→ **Task item**:
Read the data below line by line and copy each one with "shown" in it.
+ + + + +
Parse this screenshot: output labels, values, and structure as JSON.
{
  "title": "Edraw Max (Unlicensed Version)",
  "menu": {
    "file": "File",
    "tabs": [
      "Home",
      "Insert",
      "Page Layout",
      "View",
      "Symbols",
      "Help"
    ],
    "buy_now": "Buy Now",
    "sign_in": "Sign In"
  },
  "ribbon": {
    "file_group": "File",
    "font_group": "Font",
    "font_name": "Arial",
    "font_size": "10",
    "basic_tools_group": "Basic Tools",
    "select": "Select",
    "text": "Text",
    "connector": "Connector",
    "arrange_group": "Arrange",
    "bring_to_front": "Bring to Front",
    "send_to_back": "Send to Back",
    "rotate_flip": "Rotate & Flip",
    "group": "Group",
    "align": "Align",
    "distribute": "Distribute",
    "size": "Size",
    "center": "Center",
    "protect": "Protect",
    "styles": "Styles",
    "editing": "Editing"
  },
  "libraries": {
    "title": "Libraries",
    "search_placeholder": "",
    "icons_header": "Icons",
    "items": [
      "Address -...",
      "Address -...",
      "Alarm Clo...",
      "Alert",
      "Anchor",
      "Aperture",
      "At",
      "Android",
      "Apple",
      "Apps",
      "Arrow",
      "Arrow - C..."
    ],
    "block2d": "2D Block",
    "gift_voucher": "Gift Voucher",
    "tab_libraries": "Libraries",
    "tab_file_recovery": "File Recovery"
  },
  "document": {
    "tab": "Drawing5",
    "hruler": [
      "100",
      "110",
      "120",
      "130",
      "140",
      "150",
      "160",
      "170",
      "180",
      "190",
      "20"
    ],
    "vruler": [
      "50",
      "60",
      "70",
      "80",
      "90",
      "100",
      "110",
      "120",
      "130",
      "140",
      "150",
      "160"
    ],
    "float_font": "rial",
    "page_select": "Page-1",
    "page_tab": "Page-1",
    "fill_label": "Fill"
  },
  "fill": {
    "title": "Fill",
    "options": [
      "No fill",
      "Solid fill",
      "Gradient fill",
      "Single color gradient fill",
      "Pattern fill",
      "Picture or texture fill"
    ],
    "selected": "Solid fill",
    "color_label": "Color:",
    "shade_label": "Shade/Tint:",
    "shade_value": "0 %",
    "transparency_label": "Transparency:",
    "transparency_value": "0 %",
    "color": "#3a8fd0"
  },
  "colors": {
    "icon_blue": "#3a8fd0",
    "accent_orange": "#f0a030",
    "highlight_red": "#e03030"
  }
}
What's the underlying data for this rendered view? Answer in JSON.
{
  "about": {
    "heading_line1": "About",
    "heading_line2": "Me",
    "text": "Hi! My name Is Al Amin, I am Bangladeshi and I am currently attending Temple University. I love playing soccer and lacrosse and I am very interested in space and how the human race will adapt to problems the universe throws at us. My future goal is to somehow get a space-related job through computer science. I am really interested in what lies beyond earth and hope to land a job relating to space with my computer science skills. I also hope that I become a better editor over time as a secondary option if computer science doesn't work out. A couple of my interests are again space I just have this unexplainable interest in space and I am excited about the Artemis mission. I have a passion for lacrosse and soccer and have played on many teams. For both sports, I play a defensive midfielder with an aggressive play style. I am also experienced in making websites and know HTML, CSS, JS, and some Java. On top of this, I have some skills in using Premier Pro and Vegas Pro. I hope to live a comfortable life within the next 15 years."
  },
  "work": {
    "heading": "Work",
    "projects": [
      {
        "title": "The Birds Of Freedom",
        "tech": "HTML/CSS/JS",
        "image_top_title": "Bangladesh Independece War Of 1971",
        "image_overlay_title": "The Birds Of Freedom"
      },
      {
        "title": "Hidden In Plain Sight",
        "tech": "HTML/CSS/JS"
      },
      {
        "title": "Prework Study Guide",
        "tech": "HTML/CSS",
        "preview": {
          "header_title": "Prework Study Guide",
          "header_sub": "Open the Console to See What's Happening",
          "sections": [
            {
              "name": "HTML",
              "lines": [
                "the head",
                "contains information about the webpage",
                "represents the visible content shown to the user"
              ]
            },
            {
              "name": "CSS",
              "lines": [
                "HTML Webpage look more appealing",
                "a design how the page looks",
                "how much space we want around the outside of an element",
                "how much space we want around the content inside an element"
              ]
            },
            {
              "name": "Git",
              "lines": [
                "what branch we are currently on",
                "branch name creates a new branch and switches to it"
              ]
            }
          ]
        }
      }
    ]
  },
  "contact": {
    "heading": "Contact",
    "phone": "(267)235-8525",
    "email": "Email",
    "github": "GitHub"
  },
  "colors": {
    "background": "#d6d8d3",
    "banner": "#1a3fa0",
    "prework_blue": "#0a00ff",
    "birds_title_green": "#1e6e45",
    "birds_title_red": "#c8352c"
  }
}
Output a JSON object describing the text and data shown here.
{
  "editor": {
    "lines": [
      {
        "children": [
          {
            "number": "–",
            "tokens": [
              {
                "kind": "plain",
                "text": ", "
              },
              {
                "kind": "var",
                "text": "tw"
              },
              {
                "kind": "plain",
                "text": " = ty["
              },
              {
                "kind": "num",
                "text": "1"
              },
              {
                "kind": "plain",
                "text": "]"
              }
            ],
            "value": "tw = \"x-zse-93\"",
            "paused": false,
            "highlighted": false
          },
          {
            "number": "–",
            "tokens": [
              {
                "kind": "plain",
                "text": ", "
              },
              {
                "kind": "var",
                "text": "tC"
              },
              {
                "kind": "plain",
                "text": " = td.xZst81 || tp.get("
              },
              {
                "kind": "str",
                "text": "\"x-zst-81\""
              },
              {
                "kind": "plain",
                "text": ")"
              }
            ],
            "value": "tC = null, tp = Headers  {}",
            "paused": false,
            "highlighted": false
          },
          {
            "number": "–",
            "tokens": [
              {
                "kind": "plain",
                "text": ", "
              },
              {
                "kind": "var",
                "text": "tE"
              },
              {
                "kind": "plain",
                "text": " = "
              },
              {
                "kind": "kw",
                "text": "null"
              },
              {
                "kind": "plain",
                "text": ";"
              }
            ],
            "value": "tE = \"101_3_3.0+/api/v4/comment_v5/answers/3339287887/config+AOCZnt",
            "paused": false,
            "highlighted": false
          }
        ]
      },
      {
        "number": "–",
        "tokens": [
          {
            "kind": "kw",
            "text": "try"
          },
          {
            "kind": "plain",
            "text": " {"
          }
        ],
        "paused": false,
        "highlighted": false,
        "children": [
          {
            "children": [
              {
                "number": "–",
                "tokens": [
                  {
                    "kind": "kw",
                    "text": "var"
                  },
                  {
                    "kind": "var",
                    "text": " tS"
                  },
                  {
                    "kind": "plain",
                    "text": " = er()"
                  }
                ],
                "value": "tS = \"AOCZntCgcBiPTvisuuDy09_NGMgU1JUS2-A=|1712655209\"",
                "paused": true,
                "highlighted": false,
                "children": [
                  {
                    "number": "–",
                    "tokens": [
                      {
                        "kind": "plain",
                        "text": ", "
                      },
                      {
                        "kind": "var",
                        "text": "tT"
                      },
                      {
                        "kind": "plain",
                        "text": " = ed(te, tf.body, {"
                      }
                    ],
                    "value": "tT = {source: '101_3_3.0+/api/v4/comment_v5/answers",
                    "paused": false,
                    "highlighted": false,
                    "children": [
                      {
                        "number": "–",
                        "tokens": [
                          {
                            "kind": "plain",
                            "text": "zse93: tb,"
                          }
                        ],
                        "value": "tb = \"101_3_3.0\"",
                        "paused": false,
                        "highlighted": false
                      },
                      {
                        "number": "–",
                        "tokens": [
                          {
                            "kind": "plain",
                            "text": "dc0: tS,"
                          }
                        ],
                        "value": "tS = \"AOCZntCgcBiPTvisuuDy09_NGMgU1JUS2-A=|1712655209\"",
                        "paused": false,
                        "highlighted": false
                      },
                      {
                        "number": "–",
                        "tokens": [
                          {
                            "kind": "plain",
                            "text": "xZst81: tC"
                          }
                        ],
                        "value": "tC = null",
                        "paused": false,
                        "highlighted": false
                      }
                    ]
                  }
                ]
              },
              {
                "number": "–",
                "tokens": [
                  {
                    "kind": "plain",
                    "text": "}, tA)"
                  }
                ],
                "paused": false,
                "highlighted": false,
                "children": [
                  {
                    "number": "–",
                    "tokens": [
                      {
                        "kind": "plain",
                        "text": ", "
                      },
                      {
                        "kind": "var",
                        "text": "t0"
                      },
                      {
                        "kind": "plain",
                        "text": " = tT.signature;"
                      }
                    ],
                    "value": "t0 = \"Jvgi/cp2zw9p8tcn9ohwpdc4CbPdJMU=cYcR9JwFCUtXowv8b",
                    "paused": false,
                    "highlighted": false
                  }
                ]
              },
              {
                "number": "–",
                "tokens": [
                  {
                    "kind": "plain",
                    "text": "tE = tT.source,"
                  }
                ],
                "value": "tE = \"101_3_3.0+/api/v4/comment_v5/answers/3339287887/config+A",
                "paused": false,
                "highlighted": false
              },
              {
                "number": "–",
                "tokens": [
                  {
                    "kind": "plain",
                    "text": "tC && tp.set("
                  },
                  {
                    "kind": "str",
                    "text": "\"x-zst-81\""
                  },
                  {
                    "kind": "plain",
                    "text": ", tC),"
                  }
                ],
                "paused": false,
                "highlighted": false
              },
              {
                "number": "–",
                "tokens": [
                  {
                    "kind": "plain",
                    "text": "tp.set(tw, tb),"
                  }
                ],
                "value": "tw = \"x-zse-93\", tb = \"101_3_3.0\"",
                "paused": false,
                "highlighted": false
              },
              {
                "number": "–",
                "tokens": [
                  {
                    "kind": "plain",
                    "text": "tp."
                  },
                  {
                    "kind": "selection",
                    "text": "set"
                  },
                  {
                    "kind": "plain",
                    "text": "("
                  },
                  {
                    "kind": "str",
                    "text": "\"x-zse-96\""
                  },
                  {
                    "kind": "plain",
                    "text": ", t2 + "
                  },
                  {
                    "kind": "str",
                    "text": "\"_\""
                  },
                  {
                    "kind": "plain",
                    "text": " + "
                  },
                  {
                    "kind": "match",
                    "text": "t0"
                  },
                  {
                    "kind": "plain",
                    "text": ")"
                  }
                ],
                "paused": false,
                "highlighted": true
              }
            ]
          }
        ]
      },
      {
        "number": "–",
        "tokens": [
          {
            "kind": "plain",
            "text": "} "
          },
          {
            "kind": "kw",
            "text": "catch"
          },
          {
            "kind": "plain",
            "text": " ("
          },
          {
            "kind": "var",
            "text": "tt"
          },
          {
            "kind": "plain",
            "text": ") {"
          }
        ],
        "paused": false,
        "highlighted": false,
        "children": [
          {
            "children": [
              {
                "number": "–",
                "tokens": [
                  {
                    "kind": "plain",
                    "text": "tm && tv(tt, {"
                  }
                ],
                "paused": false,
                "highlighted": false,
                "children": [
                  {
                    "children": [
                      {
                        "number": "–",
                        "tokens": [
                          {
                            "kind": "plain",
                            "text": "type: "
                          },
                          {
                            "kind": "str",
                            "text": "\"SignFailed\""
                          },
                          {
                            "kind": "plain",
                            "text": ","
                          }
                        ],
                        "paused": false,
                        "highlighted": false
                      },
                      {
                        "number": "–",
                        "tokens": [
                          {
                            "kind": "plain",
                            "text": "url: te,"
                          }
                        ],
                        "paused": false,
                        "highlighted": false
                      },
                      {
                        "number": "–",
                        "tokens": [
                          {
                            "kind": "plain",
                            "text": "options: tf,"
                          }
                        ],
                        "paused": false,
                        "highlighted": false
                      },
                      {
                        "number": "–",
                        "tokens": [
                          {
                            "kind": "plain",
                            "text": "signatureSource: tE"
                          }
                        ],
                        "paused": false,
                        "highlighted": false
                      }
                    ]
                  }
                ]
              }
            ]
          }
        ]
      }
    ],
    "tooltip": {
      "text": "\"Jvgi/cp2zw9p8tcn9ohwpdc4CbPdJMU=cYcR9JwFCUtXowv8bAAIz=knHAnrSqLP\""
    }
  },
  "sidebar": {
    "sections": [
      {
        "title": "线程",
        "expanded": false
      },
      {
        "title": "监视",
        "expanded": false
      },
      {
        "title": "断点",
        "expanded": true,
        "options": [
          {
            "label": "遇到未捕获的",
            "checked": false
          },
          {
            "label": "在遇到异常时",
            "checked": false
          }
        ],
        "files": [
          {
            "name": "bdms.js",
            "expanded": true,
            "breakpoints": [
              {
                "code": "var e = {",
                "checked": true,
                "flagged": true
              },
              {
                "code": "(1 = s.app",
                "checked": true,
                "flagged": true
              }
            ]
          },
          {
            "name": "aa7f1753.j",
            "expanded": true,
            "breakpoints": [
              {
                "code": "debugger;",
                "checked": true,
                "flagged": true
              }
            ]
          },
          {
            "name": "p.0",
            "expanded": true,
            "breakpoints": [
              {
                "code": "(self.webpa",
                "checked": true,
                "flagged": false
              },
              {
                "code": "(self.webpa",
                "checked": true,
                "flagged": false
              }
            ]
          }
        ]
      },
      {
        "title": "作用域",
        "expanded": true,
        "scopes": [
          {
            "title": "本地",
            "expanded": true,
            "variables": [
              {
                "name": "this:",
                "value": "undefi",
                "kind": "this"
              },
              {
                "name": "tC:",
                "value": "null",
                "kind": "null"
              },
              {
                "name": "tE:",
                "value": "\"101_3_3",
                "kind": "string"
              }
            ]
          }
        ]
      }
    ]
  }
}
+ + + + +
→ **Solution for this exercise**:
                "represents the visible content shown to the user"
Output a JSON object describing the text and data shown here.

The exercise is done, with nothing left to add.